In my last blog “Flashback Functions – One Name, different Techniques“, I wrote about Flashback Functions. In this blog I will again write about Flashback Query.
Flashback query is actually the ability to read the past content of a table. Oracle Database uses two techniques to accomplish this:
- Rollback/Undo Segments
- Flashback Data Archive
Since Oracle 9i it’s been possible to add the „AS OF“ clause to a SELECT statement. In theory you can use an SCN but it’s more realistic to add a timestamp.
To begin, I used a table called „PERSONEN“ (which is similar to „CUSTOMERS“). To show the flashback query I changed the surname (NACHNAME) of the row with the ID 100389.
From now on every query will – as we all know and expect – read the new surname „Ahrends“. But with flashback query we are also able to select the “old” value.
To analyze the statement I used Toad for Oracle’s brillant tracing capabilities:
Now I’m executing the two statements:
- The current surname
- The “old” surname
Looking into the trace we see that the first statement is very simple while the second statement is executing a subquery because it needs to find the corresponding SCN for the timestamp we were using.
But the time window is very small to capture these changes. So if the data is no longer available in the UNDO segments you end up with an “ORA-01555 snapshot too old”. So no chance to read data, which is older than a few hours.
Flashback Data Archive
This is where the second technology comes into play: Flashback Data Archive. This feature was introduced with Oracle 11g as the “Total Recall” option to the Enterprise Edition. But it’s also available for free in all Editions since 184.108.40.206 and, of course, with 12c. For the next example I was using Oracle Standard Edition Two 220.127.116.11 with the PSU 160419 (April 2016).
First I have to create a Flashback Archive. Again, I used Toad for Oracle to do this. I called it “DEMOFDA”. It’s by conincidence that the tablepsace is also called DEMOFBA. There is nothing special with that tablespace so you can use whichever you want (except SYSTEM, SYSAUX, UNDO and TEMP, of course).

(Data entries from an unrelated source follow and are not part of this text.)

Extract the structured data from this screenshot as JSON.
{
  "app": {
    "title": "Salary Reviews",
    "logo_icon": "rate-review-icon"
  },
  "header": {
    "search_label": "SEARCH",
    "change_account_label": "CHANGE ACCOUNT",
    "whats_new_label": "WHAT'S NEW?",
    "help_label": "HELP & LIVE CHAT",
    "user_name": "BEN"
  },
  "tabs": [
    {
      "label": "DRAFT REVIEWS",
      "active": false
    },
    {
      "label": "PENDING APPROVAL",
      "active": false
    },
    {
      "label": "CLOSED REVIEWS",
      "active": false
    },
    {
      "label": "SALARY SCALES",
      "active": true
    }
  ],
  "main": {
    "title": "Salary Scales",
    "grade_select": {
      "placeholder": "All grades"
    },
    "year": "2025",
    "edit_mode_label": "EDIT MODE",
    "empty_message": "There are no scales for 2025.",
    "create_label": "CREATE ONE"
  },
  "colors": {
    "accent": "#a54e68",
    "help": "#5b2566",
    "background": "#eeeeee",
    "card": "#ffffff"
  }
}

Part of the definition of the Flashback Area is the retention period. In my case I set the retention to one year, so 365 days:
The Flashback Area is only an area, so it doesn’t occupy space or have any other implications to the database or schema – and it is not dedicated to one schema.
Flashback Archive will be enabled only for certain tables. In my example I will select the entire schema “DEMO”.
Hint: With “View/Edit Query” you are able to filter the tables in Toad.
Unfortunatelly, Flashback Archive does not support tables with data type LONG.
Hint: The schema which owns the tables must have sufficient quota on the Flashback Archive tablespace.
Now I have Flashback Archive enabled for the tables. Looking at the right hand grid in Toad the flashback tablespace name is empty and the total space of the flashback table is 0. This is because the flashback tables will be created on the fly with the first DML.
As can be seen below, the flashback tablespace and total space columns have valid data as soon as the first change occurs:
But what about the queries?
Let’s trace it again.
It’s a huge difference to the first example with the Undo Tablespace. Instead of one subquery we now have 9 (!) and the execution time is (even that this is in milliseconds) remarkable.
If you look at the second subquery a table named like “SYS_FBA” is shown. This is the corresponding flashback archive table. To see the link between the tables you can use the view „DBA_FLASHBACK_ARCHIVE_TABLES“.
And this is the dataset in the Flashback Archive table.
After this very successful example I had to do some additional tests to show what happens, if you add a column to a table. As an example I added the column “CHANGEDATE” to the table “STATUS”.
And this is the result:
Table or View does not exist! But the table STATUS exists as you can see in Toad. But unfortunately the corresponding Flashback Table does not exist yet.
This means that you are not able to change a table as long as the corresponding flashback table does not exist. While doing some more tests I ended up in a mess. Even adding some rows to the STATUS table did not cause the corresponding flashback table to show up. I dropped the flashback area and tables and recreated them without success.
So I guess I have to invest some more time to find out what went wrong. I must admit that from my point of view there is still “room for improvement”.